If that was not enough, one of Stephen’s friends purchased part of John Michael Crucetti’s plane ticket from New Zealand so he could come home to grieve with them. Some friends headed to Hartford to pick up John Michael, while others drove to Albany Airport during the snowstorm to pick up another friend. “They just rallied together,” Shari said. Character and rallying is what this article is all about - just getting the job done in the midst of pain and suffering, not really knowing how it’s all going to come out in the end, but taking one day at a time, doing the right thing in the moment, and trusting that it will (all come out). And it did. Steve’s friends were able to be home to be together because of the rallying of his friends. Thank you.
These young adults have character and their character is a reflection of Stephen, a beloved friend, leader and role model in our community and at Husson College and beyond. He would have been so proud.
Shari concluded, “This community has so much to be proud of in its young people. They make mistakes like other kids do. It’s a part of growing up, but when it comes to really digging in and doing what’s right and where their hearts are, there’s no question that these kids are all heart. It proves that they would do anything for anyone in need.” The photo generated many inspiring e-mail and Facebook responses which gave testimony after testimony of the character and integrity of Steve’s friends, Hoosick’s young people in general, and our community as a whole.
HAYC3 President Mike Baker gave a little deeper perspective, “Character like this does not happen by accident. Good parents, good community, good educators and good role models all helped in making these young men who they are. You all played a role in this. You should all be proud. This is why we choose to live in a community not just a village, town or city. A community is not a zip code or a location on a map, rather a group of individuals and families who come together to make Hoosick Falls a better place to live and raise families.”
Laura Reynolds added, “We can never underestimate what this community has done to prepare our youth for their future, and no matter how many times they may stumble, there are many to pick them up. It is the beauty of this community. Thank you to all.”
Through these statements, I was reminded of a quote by teacher and scholar Forrest Witcraft, “A hundred years from now it will not matter what my bank account was, the sort of house I lived in, or the kind of car I drove... but the world may be different because I was important in the life of a child.” Individuals, families, schools, organizations, churches and our government – thank you for making a difference in the lives of our children.
Character is defined as “a set of qualities that make a place or thing different from other places or things.” Hoosick Community has a very special character that sets us apart. It seems we have seen more than our share of tragedy. Many families have walked through much pain, but in the wake of it all we have rallied, and walking through these things together has helped develop our character. It has helped make us who we are at our core. It has strengthened and unified us. Grieving the loss of Stephen Colvin together will further develop our character, strengthen and unify us. May he rest in peace.

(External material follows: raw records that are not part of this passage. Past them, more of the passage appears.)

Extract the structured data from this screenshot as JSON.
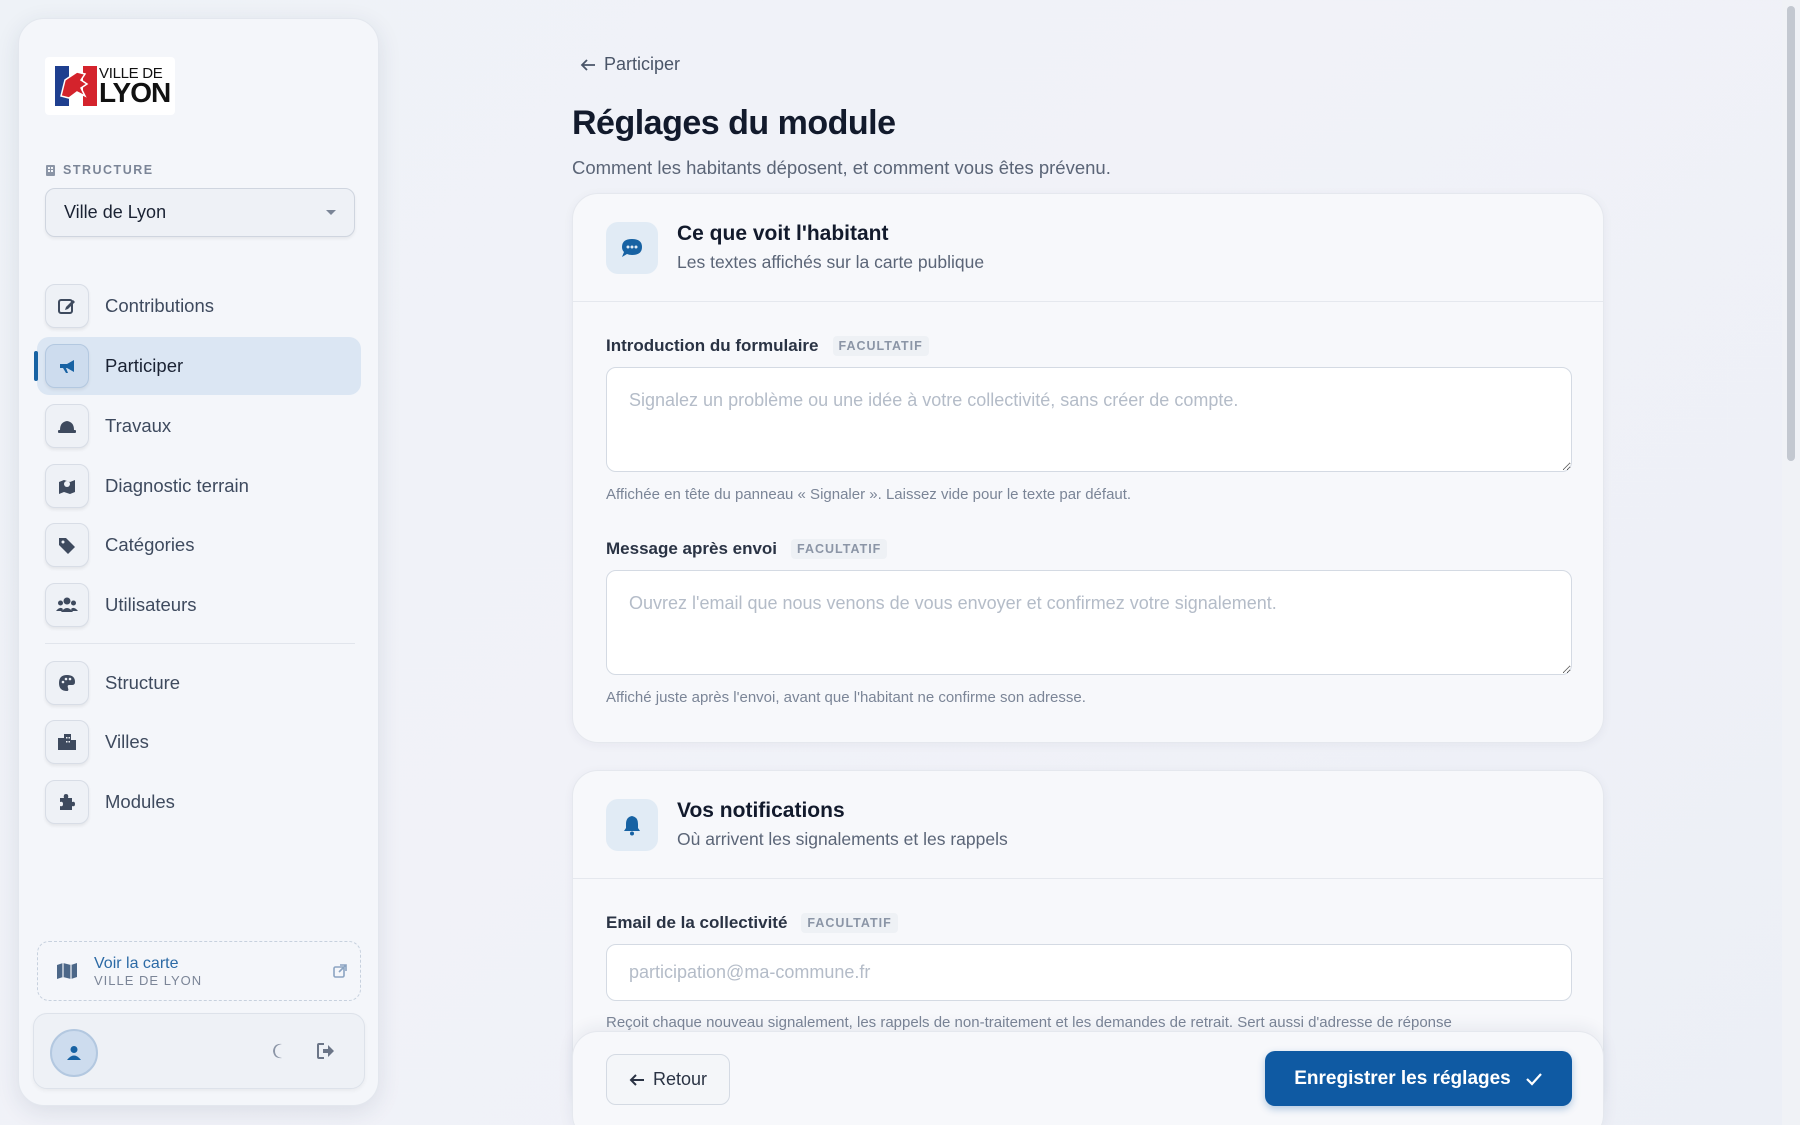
{
  "sidebar": {
    "logo": {
      "line1": "VILLE DE",
      "line2": "LYON"
    },
    "structure_label": "STRUCTURE",
    "structure_select_value": "Ville de Lyon",
    "nav_items": [
      {
        "label": "Contributions",
        "icon": "edit-icon"
      },
      {
        "label": "Participer",
        "icon": "megaphone-icon",
        "active": true
      },
      {
        "label": "Travaux",
        "icon": "hard-hat-icon"
      },
      {
        "label": "Diagnostic terrain",
        "icon": "map-pin-icon"
      },
      {
        "label": "Catégories",
        "icon": "tags-icon"
      },
      {
        "label": "Utilisateurs",
        "icon": "users-icon"
      },
      {
        "label": "Structure",
        "icon": "palette-icon"
      },
      {
        "label": "Villes",
        "icon": "city-icon"
      },
      {
        "label": "Modules",
        "icon": "puzzle-icon"
      }
    ],
    "map_link": {
      "title": "Voir la carte",
      "subtitle": "VILLE DE LYON"
    }
  },
  "breadcrumb": {
    "back_label": "Participer"
  },
  "page": {
    "title": "Réglages du module",
    "subtitle": "Comment les habitants déposent, et comment vous êtes prévenu."
  },
  "card_public": {
    "title": "Ce que voit l'habitant",
    "subtitle": "Les textes affichés sur la carte publique",
    "fields": [
      {
        "label": "Introduction du formulaire",
        "badge": "FACULTATIF",
        "placeholder": "Signalez un problème ou une idée à votre collectivité, sans créer de compte.",
        "help": "Affichée en tête du panneau « Signaler ». Laissez vide pour le texte par défaut."
      },
      {
        "label": "Message après envoi",
        "badge": "FACULTATIF",
        "placeholder": "Ouvrez l'email que nous venons de vous envoyer et confirmez votre signalement.",
        "help": "Affiché juste après l'envoi, avant que l'habitant ne confirme son adresse."
      }
    ]
  },
  "card_notifications": {
    "title": "Vos notifications",
    "subtitle": "Où arrivent les signalements et les rappels",
    "email_field": {
      "label": "Email de la collectivité",
      "badge": "FACULTATIF",
      "placeholder": "participation@ma-commune.fr",
      "help": "Reçoit chaque nouveau signalement, les rappels de non-traitement et les demandes de retrait. Sert aussi d'adresse de réponse"
    }
  },
  "footer": {
    "back_label": "Retour",
    "save_label": "Enregistrer les réglages"
  },
  "colors": {
    "accent": "#0f5aa3",
    "active_bg": "#dbe6f3"
  }
}
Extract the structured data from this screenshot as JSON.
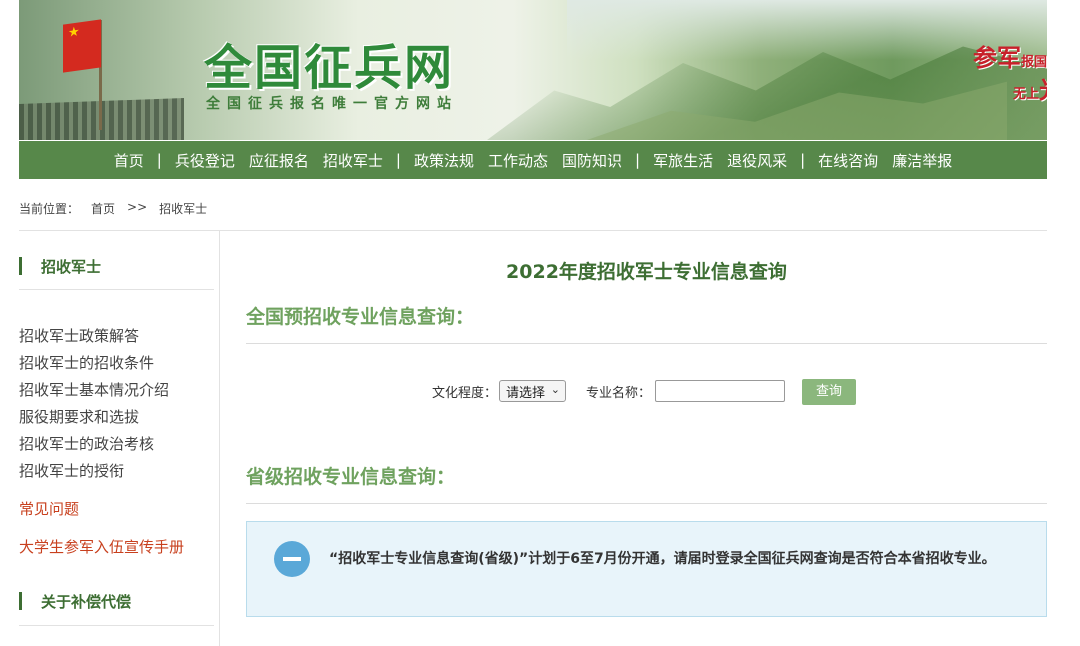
{
  "header": {
    "site_title": "全国征兵网",
    "site_subtitle": "全国征兵报名唯一官方网站",
    "slogan": {
      "part1": "参军",
      "part2": "报国",
      "part3": "无上",
      "part4": "光荣"
    }
  },
  "nav": {
    "items": [
      "首页",
      "兵役登记",
      "应征报名",
      "招收军士",
      "政策法规",
      "工作动态",
      "国防知识",
      "军旅生活",
      "退役风采",
      "在线咨询",
      "廉洁举报"
    ],
    "separator": "|"
  },
  "breadcrumb": {
    "label": "当前位置：",
    "home": "首页",
    "arrow": ">>",
    "current": "招收军士"
  },
  "sidebar": {
    "heading1": "招收军士",
    "links": [
      "招收军士政策解答",
      "招收军士的招收条件",
      "招收军士基本情况介绍",
      "服役期要求和选拔",
      "招收军士的政治考核",
      "招收军士的授衔"
    ],
    "red_link1": "常见问题",
    "red_link2": "大学生参军入伍宣传手册",
    "heading2": "关于补偿代偿"
  },
  "main": {
    "title": "2022年度招收军士专业信息查询",
    "section1_title": "全国预招收专业信息查询：",
    "form": {
      "education_label": "文化程度：",
      "education_value": "请选择",
      "major_label": "专业名称：",
      "major_value": "",
      "query_button": "查询"
    },
    "section2_title": "省级招收专业信息查询：",
    "notice": "“招收军士专业信息查询(省级)”计划于6至7月份开通，请届时登录全国征兵网查询是否符合本省招收专业。"
  },
  "colors": {
    "nav_green": "#57884a",
    "title_green": "#3d6e33",
    "section_green": "#6fa25f",
    "red_link": "#c8401e",
    "notice_bg": "#e8f4fa",
    "notice_icon": "#5aa8d8"
  },
  "icons": [
    "flag-icon",
    "minus-circle-icon",
    "chevron-down-icon"
  ]
}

Our thoughts and prayers are with Stephen’s families and friends. We pray you will experience God’s grace and comfort, strength and peace in your time of loss.